Those 45-60 story towers Dougie's mandating all around? Did we learn nothing from Covid? And have we not educated ourselves about the environmental load those things represent? I can count over 20 towers, minimum 20 stories, some considerably higher, from my bedroom window. On one side of my building. Every single one of them spews out massive amounts of toxic laundry exhaust fumes at street level.

And btw, I'll bet Phil Pothen has done very little research on city densities. Downtown Toronto is already more population dense than Beijing or Tokyo.

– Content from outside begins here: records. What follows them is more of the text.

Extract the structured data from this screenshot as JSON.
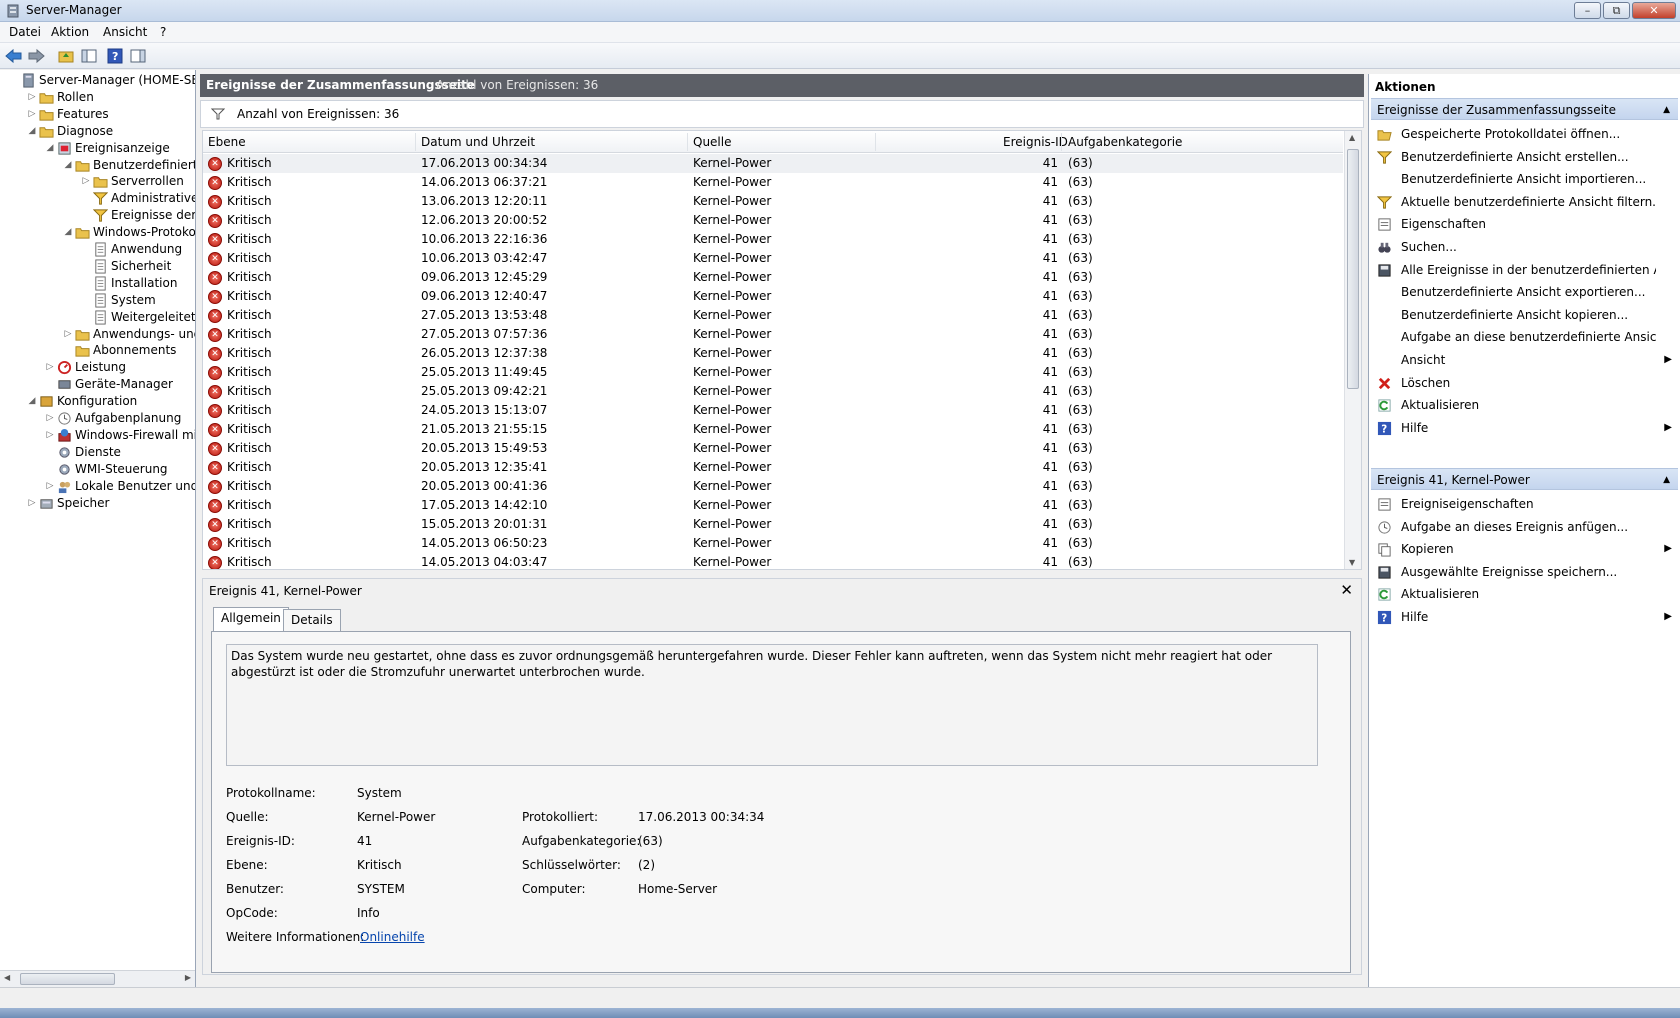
{
  "window": {
    "title": "Server-Manager",
    "minimize": "–",
    "restore": "⧉",
    "close": "✕"
  },
  "menu": [
    "Datei",
    "Aktion",
    "Ansicht",
    "?"
  ],
  "tree": [
    {
      "label": "Server-Manager (HOME-SERVER)",
      "depth": 0,
      "exp": ""
    },
    {
      "label": "Rollen",
      "depth": 1,
      "exp": "▷"
    },
    {
      "label": "Features",
      "depth": 1,
      "exp": "▷"
    },
    {
      "label": "Diagnose",
      "depth": 1,
      "exp": "◢"
    },
    {
      "label": "Ereignisanzeige",
      "depth": 2,
      "exp": "◢"
    },
    {
      "label": "Benutzerdefinierte Ansichten",
      "depth": 3,
      "exp": "◢"
    },
    {
      "label": "Serverrollen",
      "depth": 4,
      "exp": "▷"
    },
    {
      "label": "Administrative Ereignisse",
      "depth": 4,
      "exp": ""
    },
    {
      "label": "Ereignisse der Zusammenfassungsseite",
      "depth": 4,
      "exp": ""
    },
    {
      "label": "Windows-Protokolle",
      "depth": 3,
      "exp": "◢"
    },
    {
      "label": "Anwendung",
      "depth": 4,
      "exp": ""
    },
    {
      "label": "Sicherheit",
      "depth": 4,
      "exp": ""
    },
    {
      "label": "Installation",
      "depth": 4,
      "exp": ""
    },
    {
      "label": "System",
      "depth": 4,
      "exp": ""
    },
    {
      "label": "Weitergeleitete Ereignisse",
      "depth": 4,
      "exp": ""
    },
    {
      "label": "Anwendungs- und Dienstprotokolle",
      "depth": 3,
      "exp": "▷"
    },
    {
      "label": "Abonnements",
      "depth": 3,
      "exp": ""
    },
    {
      "label": "Leistung",
      "depth": 2,
      "exp": "▷"
    },
    {
      "label": "Geräte-Manager",
      "depth": 2,
      "exp": ""
    },
    {
      "label": "Konfiguration",
      "depth": 1,
      "exp": "◢"
    },
    {
      "label": "Aufgabenplanung",
      "depth": 2,
      "exp": "▷"
    },
    {
      "label": "Windows-Firewall mit erweiterter Sicherheit",
      "depth": 2,
      "exp": "▷"
    },
    {
      "label": "Dienste",
      "depth": 2,
      "exp": ""
    },
    {
      "label": "WMI-Steuerung",
      "depth": 2,
      "exp": ""
    },
    {
      "label": "Lokale Benutzer und Gruppen",
      "depth": 2,
      "exp": "▷"
    },
    {
      "label": "Speicher",
      "depth": 1,
      "exp": "▷"
    }
  ],
  "center": {
    "header_title": "Ereignisse der Zusammenfassungsseite",
    "header_count": "Anzahl von Ereignissen: 36",
    "filter_text": "Anzahl von Ereignissen: 36"
  },
  "grid": {
    "columns": [
      "Ebene",
      "Datum und Uhrzeit",
      "Quelle",
      "Ereignis-ID",
      "Aufgabenkategorie"
    ],
    "rows": [
      [
        "Kritisch",
        "17.06.2013 00:34:34",
        "Kernel-Power",
        "41",
        "(63)"
      ],
      [
        "Kritisch",
        "14.06.2013 06:37:21",
        "Kernel-Power",
        "41",
        "(63)"
      ],
      [
        "Kritisch",
        "13.06.2013 12:20:11",
        "Kernel-Power",
        "41",
        "(63)"
      ],
      [
        "Kritisch",
        "12.06.2013 20:00:52",
        "Kernel-Power",
        "41",
        "(63)"
      ],
      [
        "Kritisch",
        "10.06.2013 22:16:36",
        "Kernel-Power",
        "41",
        "(63)"
      ],
      [
        "Kritisch",
        "10.06.2013 03:42:47",
        "Kernel-Power",
        "41",
        "(63)"
      ],
      [
        "Kritisch",
        "09.06.2013 12:45:29",
        "Kernel-Power",
        "41",
        "(63)"
      ],
      [
        "Kritisch",
        "09.06.2013 12:40:47",
        "Kernel-Power",
        "41",
        "(63)"
      ],
      [
        "Kritisch",
        "27.05.2013 13:53:48",
        "Kernel-Power",
        "41",
        "(63)"
      ],
      [
        "Kritisch",
        "27.05.2013 07:57:36",
        "Kernel-Power",
        "41",
        "(63)"
      ],
      [
        "Kritisch",
        "26.05.2013 12:37:38",
        "Kernel-Power",
        "41",
        "(63)"
      ],
      [
        "Kritisch",
        "25.05.2013 11:49:45",
        "Kernel-Power",
        "41",
        "(63)"
      ],
      [
        "Kritisch",
        "25.05.2013 09:42:21",
        "Kernel-Power",
        "41",
        "(63)"
      ],
      [
        "Kritisch",
        "24.05.2013 15:13:07",
        "Kernel-Power",
        "41",
        "(63)"
      ],
      [
        "Kritisch",
        "21.05.2013 21:55:15",
        "Kernel-Power",
        "41",
        "(63)"
      ],
      [
        "Kritisch",
        "20.05.2013 15:49:53",
        "Kernel-Power",
        "41",
        "(63)"
      ],
      [
        "Kritisch",
        "20.05.2013 12:35:41",
        "Kernel-Power",
        "41",
        "(63)"
      ],
      [
        "Kritisch",
        "20.05.2013 00:41:36",
        "Kernel-Power",
        "41",
        "(63)"
      ],
      [
        "Kritisch",
        "17.05.2013 14:42:10",
        "Kernel-Power",
        "41",
        "(63)"
      ],
      [
        "Kritisch",
        "15.05.2013 20:01:31",
        "Kernel-Power",
        "41",
        "(63)"
      ],
      [
        "Kritisch",
        "14.05.2013 06:50:23",
        "Kernel-Power",
        "41",
        "(63)"
      ],
      [
        "Kritisch",
        "14.05.2013 04:03:47",
        "Kernel-Power",
        "41",
        "(63)"
      ]
    ]
  },
  "detail": {
    "title": "Ereignis 41, Kernel-Power",
    "close": "✕",
    "tabs": [
      "Allgemein",
      "Details"
    ],
    "description": "Das System wurde neu gestartet, ohne dass es zuvor ordnungsgemäß heruntergefahren wurde. Dieser Fehler kann auftreten, wenn das System nicht mehr reagiert hat oder abgestürzt ist oder die Stromzufuhr unerwartet unterbrochen wurde.",
    "props": {
      "protokollname_label": "Protokollname:",
      "protokollname": "System",
      "quelle_label": "Quelle:",
      "quelle": "Kernel-Power",
      "protokolliert_label": "Protokolliert:",
      "protokolliert": "17.06.2013 00:34:34",
      "ereignisid_label": "Ereignis-ID:",
      "ereignisid": "41",
      "aufgabenkategorie_label": "Aufgabenkategorie:",
      "aufgabenkategorie": "(63)",
      "ebene_label": "Ebene:",
      "ebene": "Kritisch",
      "schluessel_label": "Schlüsselwörter:",
      "schluessel": "(2)",
      "benutzer_label": "Benutzer:",
      "benutzer": "SYSTEM",
      "computer_label": "Computer:",
      "computer": "Home-Server",
      "opcode_label": "OpCode:",
      "opcode": "Info",
      "weitere_label": "Weitere Informationen:",
      "weitere_link": "Onlinehilfe"
    }
  },
  "actions": {
    "title": "Aktionen",
    "section1": "Ereignisse der Zusammenfassungsseite",
    "items1": [
      {
        "label": "Gespeicherte Protokolldatei öffnen...",
        "icon": "folder-open-icon",
        "sub": ""
      },
      {
        "label": "Benutzerdefinierte Ansicht erstellen...",
        "icon": "filter-icon",
        "sub": ""
      },
      {
        "label": "Benutzerdefinierte Ansicht importieren...",
        "icon": "",
        "sub": ""
      },
      {
        "label": "Aktuelle benutzerdefinierte Ansicht filtern...",
        "icon": "filter-icon",
        "sub": ""
      },
      {
        "label": "Eigenschaften",
        "icon": "properties-icon",
        "sub": ""
      },
      {
        "label": "Suchen...",
        "icon": "binoculars-icon",
        "sub": ""
      },
      {
        "label": "Alle Ereignisse in der benutzerdefinierten Ansi...",
        "icon": "save-icon",
        "sub": ""
      },
      {
        "label": "Benutzerdefinierte Ansicht exportieren...",
        "icon": "",
        "sub": ""
      },
      {
        "label": "Benutzerdefinierte Ansicht kopieren...",
        "icon": "",
        "sub": ""
      },
      {
        "label": "Aufgabe an diese benutzerdefinierte Ansicht a...",
        "icon": "",
        "sub": ""
      },
      {
        "label": "Ansicht",
        "icon": "",
        "sub": "▶"
      },
      {
        "label": "Löschen",
        "icon": "delete-icon",
        "sub": ""
      },
      {
        "label": "Aktualisieren",
        "icon": "refresh-icon",
        "sub": ""
      },
      {
        "label": "Hilfe",
        "icon": "help-icon",
        "sub": "▶"
      }
    ],
    "section2": "Ereignis 41, Kernel-Power",
    "items2": [
      {
        "label": "Ereigniseigenschaften",
        "icon": "properties-icon",
        "sub": ""
      },
      {
        "label": "Aufgabe an dieses Ereignis anfügen...",
        "icon": "task-icon",
        "sub": ""
      },
      {
        "label": "Kopieren",
        "icon": "copy-icon",
        "sub": "▶"
      },
      {
        "label": "Ausgewählte Ereignisse speichern...",
        "icon": "save-icon",
        "sub": ""
      },
      {
        "label": "Aktualisieren",
        "icon": "refresh-icon",
        "sub": ""
      },
      {
        "label": "Hilfe",
        "icon": "help-icon",
        "sub": "▶"
      }
    ]
  },
  "colors": {
    "header_bg": "#5c5f66",
    "section_bg": "#c4d5ee",
    "error_red": "#c0392b",
    "link": "#0645ad"
  }
}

In Spanish cities, they're kicking tourists out of Air BnB's, and restricting rental to foreigners. While we let them buy up floors of buildings, as investments. The cost of purchasing a home has skyrocketed over the past couple of decades because they're not being bought by residential owners, but by investor owners, who demand rents sufficient to cover all their acquisition and financing costs, and turn them a nice profit besides. For years, most of Toronto's real estate purchases have been by investors. City hall won't change that, because a whole lot of councillors are, themselves, landlords of single-family dwellings. The city pays those guys a grant of $30K when they buy. Go figure why: I cannot.
Our snowplowing is a gong show, with several kinds of equipment following behind one another in apparently random order, each undoing the work the other did, making sidewalks and intersections utterly impassable.
Don't forget, also, that Torontonians pay double land transfer tax, one to the Province, and one to the City.
By the time all's said and done, for what Ottawans (apparently a "high property tax" jurisdiction) get for their overall payments to City Hall, the total payments aren't that much different.
But we pay much higher rents and last time I looked, also more for transit, as well as for trades.

We shouldn't expect too much. She could be Wonder Woman and she'd still be facing a city council that's not on her side. There's not much a mayor can do if council won't vote for any of the stuff they want.

Such is the conundrum presented by amalgamation.